I know that certain schools do not return the Writing and Oral marks and others do. If there is some way for you to know how they scored take note of that and see which areas they need to work on. A generally good score for Composition can be between 27-34 /40. For SW, a student should be scoring between 12-15/15. Oral should be between 25-30/30.
The Paper 2 scores should be in the A (75%) or A-star range (91%) by the SA2. Look through the Paper 2 and take note of which areas your child has lost the most marks. Ask your child why she has fared badly in those areas. Does she not know the grammar rules? Vocabulary is too challenging? Unable to find contextual clues in the Cloze? Or unable to figure out the inferential questions in the Compre OE? And yes, ‘careless’ is also something that needs to be seriously worked on.
If your child has a tuition teacher, ask the teacher to list the areas that she needs to work on by herself.
2) Helping at home- Paper 2
When you have a clear picture of which areas your child needs help in or the areas she is most careless in, look for ways that your child can self-study at home. Purchase assessment books targeted at the weaker component and get her to practise those. Students are matured enough to mark their own work and pinpoint areas that they are unsure of.
At the start of the PSLE year, my students’ parents usually ask me how they can help their children at home. Instead of doing countless assessment books, simply target on the areas that he/she needs to work on. When they have improved on that component, move on to the next.
If there are concerns about your child’s Paper 2, SA2 grades, work with your child’s tutor, asking for regular feedback and updates.
3) Helping at home- Writing
Situational Writing (SW) is one of those components that were easier to score full marks in with the old English format. While the format has not changed, the marking scheme has. The Audience, Context and Purpose of the SW must be laid out clearly and the tone and language of the SW are very strictly marked.
Surprisingly, students who may write beautiful descriptive compositions can find it difficult to phrase their points in a concise sentence for both Formal and Informal writing.
If your child has issues structuring his sentences properly and needs help in organising his thoughts, SW is one component which he may struggle with for Writing.
This is also a good time to take a look at the marks given for your child’s composition. If your child’s composition is peppered with grammatical mistakes and sentence structuring, this is a good time to review his grammatical rules.
If the loss of marks is more for the Content- story isn’t developed, lacking descriptive phrases- the holidays can be a good time to kick start the reading habit (fiction and non-fiction materials) or find a writing workshop that he can attend. Look out for Model Compositions, written by other students (I have some on my blog) that he can read and highlight the different ways to describe different scenarios.
Composition writing is something that should be done regularly, at least weekly or twice a month if possible. If this is your child’s week area, start looking for Writing classes that focus on that. If you have a home tutor, request that compositions be done at least twice monthly or more if possible.

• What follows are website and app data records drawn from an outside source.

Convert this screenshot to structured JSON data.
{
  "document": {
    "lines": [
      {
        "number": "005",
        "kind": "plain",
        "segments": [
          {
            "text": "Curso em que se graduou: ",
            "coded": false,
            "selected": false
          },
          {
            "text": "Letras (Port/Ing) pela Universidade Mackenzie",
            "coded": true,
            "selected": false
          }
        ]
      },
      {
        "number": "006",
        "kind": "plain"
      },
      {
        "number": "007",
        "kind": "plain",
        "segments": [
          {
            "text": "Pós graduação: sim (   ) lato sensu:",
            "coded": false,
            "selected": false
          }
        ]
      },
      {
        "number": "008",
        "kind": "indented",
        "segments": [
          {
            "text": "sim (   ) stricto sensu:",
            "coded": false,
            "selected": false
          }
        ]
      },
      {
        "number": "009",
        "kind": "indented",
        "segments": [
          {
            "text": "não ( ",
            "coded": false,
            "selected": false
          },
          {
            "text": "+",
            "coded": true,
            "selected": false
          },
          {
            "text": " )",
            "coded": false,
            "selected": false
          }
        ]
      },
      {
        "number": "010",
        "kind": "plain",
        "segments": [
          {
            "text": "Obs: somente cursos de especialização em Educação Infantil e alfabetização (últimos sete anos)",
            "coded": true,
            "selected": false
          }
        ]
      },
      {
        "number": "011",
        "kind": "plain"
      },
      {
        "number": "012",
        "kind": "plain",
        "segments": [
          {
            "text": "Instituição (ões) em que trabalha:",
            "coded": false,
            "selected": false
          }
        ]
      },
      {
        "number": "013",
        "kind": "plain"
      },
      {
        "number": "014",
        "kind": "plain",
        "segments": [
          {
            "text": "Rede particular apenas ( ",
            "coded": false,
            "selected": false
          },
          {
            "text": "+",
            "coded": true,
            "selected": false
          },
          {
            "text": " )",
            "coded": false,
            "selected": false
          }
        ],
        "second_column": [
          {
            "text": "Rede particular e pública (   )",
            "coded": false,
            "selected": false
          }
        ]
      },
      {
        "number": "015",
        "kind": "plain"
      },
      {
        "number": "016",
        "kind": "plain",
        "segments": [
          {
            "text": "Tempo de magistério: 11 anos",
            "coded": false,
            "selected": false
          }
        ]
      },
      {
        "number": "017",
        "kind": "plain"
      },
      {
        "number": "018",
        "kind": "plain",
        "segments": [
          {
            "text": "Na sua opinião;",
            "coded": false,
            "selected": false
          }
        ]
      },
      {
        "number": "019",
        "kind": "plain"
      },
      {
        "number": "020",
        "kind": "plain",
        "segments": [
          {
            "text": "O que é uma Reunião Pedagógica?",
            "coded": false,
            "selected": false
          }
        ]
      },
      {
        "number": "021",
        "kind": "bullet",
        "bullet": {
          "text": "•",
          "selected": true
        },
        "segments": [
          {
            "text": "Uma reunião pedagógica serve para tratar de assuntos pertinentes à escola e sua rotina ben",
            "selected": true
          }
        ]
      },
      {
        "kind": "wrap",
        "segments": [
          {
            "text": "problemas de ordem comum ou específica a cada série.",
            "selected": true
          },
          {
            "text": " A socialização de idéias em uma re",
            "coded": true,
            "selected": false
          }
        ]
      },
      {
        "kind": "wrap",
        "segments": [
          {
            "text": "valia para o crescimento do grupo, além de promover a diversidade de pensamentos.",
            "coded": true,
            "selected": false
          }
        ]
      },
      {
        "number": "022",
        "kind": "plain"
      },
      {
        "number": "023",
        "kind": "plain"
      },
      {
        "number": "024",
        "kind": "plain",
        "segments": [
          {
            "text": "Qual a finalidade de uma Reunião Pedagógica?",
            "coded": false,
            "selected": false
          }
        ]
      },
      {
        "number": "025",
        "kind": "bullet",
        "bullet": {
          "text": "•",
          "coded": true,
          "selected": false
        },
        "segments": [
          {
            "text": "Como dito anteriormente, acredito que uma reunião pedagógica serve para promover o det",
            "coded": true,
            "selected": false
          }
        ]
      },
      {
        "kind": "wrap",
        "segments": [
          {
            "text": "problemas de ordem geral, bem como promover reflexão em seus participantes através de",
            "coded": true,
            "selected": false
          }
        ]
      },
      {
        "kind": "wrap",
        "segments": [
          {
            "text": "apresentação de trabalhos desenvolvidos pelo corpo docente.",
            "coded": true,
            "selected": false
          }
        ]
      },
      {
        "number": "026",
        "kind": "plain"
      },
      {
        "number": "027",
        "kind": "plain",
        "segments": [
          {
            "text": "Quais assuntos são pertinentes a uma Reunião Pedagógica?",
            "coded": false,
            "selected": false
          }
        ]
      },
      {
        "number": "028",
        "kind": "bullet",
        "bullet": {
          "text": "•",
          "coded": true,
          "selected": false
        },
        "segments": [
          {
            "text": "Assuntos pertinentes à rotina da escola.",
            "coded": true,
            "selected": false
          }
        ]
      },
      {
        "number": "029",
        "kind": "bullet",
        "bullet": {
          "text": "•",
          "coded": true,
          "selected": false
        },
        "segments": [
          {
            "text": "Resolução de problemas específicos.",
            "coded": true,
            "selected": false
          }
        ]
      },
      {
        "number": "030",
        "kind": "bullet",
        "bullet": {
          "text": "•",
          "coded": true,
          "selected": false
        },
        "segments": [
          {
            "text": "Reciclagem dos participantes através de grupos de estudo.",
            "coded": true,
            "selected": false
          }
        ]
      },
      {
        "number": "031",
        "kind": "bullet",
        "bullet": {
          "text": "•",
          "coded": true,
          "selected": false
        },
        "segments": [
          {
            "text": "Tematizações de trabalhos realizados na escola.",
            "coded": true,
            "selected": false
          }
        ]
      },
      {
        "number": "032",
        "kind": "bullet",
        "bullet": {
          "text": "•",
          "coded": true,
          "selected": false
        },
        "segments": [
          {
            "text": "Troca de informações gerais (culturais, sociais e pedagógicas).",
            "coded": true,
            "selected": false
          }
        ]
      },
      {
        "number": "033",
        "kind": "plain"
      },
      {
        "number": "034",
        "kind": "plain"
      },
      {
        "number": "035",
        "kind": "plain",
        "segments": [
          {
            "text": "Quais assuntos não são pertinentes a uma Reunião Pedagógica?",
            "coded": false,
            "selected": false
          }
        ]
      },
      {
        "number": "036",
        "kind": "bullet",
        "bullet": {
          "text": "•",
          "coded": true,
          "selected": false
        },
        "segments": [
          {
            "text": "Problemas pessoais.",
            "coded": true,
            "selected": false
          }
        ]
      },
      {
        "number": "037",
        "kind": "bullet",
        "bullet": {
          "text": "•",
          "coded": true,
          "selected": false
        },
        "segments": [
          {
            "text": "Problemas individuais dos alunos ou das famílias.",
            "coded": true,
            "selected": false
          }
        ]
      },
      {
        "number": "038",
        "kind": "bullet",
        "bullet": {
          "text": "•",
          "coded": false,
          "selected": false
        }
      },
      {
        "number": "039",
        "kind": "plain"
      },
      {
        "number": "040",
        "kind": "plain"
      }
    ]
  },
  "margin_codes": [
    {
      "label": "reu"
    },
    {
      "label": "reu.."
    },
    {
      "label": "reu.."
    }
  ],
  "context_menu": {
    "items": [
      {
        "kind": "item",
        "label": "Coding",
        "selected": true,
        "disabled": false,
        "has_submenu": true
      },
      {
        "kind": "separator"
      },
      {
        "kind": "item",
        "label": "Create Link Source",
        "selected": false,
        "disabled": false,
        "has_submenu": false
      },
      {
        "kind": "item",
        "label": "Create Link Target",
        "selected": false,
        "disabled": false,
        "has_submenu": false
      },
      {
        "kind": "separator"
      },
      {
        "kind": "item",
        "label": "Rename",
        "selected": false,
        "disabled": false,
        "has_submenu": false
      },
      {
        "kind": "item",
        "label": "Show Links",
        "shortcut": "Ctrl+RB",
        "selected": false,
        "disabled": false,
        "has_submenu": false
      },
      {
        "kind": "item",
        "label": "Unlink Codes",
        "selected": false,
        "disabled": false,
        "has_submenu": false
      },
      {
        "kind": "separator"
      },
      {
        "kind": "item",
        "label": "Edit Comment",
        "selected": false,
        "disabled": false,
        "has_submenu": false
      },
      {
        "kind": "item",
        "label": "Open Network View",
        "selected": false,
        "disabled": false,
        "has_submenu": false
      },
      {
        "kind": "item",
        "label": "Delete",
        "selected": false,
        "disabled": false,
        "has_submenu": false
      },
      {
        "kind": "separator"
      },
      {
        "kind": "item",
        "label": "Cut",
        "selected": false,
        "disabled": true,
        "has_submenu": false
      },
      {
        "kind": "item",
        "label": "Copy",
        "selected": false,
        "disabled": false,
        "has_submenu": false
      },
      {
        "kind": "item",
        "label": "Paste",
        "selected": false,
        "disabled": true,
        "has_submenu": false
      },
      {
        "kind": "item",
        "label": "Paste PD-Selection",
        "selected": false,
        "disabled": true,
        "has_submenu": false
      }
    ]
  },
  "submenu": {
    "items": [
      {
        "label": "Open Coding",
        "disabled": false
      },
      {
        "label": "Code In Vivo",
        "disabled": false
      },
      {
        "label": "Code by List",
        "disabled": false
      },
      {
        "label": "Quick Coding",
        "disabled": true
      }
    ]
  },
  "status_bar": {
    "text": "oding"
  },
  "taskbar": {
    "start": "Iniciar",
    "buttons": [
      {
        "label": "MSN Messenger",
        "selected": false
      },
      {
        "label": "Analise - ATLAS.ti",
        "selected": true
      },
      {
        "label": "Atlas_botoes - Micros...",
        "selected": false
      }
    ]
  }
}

I would just like to say everything that has been written here is my own personal opinions formed through my 20 years of teaching experience. Every teacher, tutor and parent has their own opinions on what works and what doesn’t.
All the best to all the students doing their CA1 in the next two weeks! Visit my blog when you can to find some Composition and Oral topics with Model Answers done by my students as practice.